The act should be done within the course of employment:The wrong committed should be done while doing the act assign by the employer to his employee or so connected to the work assign. In the present situation the negligence was committed while performing the act authorized to him.
Therefore considering the above elements and their involvement in the situation, Ocado will be considered vicariously answerable for the negligence staunch by Jeremy and will have to compensate Nick by paying damages. With the reference of contributory negligence theory it is considered as, the involvement of Nick in the wrong, reduces the amount of damages.
This report tried to give a brief discussion over the necessary elements involved regarding the validation of contract along with reference to different terms in contract5. This has been explained with the help of different business strategy scenarios. Along with all this we have also tried to differentiate between the tortuous liability and contractual liability. By giving references in different conditions, we tried to explain the concept of negligence and vicarious liability.
Byrne v Van Tienhoven (1880) 5 CPD 344.
A.Williams & Co. (solicitors), (n.d.). negligence & breach of duty of care. [Online]
Available at: http://www.hg.org/article.asp?id=20316
accaglobal, 2014. KEY ASPECTS OF THE LAW OF CONTRACT AND THE TORT OF NEGLIGENCE. [Online]
Available at: http://www.accaglobal.com/in/en/student/acca-qual-student-journey/qual-resource/acca-qualification/f4/technical-articles/key-aspects-of-the-law-of-contract-and-the-tort-of-negligence.html
[Accessed 17 october 2014].
Bettini v Gye (1876) QBD 183 .
Busby, N., Clark, B., Paisley, R. & Spink, P., 2006. Scots Law: A Student Guide, 3rd Edition. scotland: Bloomsbury Books.
casebriefs, 2014. vicarious liability. [Online]
Available at: http://www.casebriefs.com/blog/law/torts/outline-torts-law/imputed-negligence/vicarious-liability/

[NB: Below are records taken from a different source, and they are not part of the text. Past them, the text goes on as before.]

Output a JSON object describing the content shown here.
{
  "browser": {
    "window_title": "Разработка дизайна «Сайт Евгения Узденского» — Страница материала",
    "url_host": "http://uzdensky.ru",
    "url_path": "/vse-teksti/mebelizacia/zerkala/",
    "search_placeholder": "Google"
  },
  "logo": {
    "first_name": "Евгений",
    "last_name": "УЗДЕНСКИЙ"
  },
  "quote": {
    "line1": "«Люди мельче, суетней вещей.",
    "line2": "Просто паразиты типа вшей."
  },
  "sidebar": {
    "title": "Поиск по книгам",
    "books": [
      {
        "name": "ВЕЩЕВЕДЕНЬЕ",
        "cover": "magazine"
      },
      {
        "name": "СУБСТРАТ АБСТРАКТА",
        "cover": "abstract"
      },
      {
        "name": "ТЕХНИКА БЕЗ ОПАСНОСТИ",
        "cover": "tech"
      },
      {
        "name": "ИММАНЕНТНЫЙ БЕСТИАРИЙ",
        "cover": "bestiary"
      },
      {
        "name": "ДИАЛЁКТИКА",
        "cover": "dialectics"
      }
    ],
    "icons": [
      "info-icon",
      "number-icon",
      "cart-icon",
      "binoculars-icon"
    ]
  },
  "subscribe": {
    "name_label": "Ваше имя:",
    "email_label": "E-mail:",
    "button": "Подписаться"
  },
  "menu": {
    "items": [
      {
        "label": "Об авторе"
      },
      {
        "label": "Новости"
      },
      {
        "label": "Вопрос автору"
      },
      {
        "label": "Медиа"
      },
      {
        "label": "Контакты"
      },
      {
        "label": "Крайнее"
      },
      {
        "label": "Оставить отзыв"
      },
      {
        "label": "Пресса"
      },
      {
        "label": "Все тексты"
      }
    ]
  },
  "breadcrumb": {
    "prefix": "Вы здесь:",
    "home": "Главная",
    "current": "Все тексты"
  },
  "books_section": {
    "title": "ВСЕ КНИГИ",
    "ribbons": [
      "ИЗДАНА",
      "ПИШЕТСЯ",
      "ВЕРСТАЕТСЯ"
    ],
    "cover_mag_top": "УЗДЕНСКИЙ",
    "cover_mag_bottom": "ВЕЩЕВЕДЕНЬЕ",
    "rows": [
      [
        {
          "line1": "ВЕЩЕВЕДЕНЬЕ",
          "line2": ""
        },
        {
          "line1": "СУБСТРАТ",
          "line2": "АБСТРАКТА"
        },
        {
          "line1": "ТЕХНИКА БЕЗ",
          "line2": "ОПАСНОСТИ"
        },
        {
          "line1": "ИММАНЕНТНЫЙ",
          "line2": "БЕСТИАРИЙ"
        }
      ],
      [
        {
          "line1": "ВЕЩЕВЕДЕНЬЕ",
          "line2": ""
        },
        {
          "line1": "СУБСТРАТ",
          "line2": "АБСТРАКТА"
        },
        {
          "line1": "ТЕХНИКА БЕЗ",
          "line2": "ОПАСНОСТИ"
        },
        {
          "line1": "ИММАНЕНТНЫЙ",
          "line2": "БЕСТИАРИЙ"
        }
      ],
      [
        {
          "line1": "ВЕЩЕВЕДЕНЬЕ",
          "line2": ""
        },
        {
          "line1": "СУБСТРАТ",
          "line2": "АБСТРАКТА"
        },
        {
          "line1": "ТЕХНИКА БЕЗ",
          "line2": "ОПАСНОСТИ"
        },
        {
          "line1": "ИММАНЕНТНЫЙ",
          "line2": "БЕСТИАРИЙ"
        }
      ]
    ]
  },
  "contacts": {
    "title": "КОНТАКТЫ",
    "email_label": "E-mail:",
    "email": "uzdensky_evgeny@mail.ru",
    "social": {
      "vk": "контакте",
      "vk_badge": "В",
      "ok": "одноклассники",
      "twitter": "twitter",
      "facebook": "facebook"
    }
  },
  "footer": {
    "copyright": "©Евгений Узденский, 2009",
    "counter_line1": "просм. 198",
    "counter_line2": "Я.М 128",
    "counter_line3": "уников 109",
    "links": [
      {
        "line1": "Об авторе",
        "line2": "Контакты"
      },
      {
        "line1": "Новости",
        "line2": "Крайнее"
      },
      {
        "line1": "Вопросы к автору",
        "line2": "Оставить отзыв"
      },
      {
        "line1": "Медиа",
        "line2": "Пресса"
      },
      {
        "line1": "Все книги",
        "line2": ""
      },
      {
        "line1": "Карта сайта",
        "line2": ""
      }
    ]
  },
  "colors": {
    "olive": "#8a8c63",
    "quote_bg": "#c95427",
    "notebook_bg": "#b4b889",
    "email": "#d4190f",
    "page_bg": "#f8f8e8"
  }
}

[Accessed 18 october 2014].
Clarke, P., 2014. Contract and Tort Law. [Online]
Available at: http://www.legalmatch.com/law-library/article/contract-and-tort-law.html
[Accessed 17 october 2014].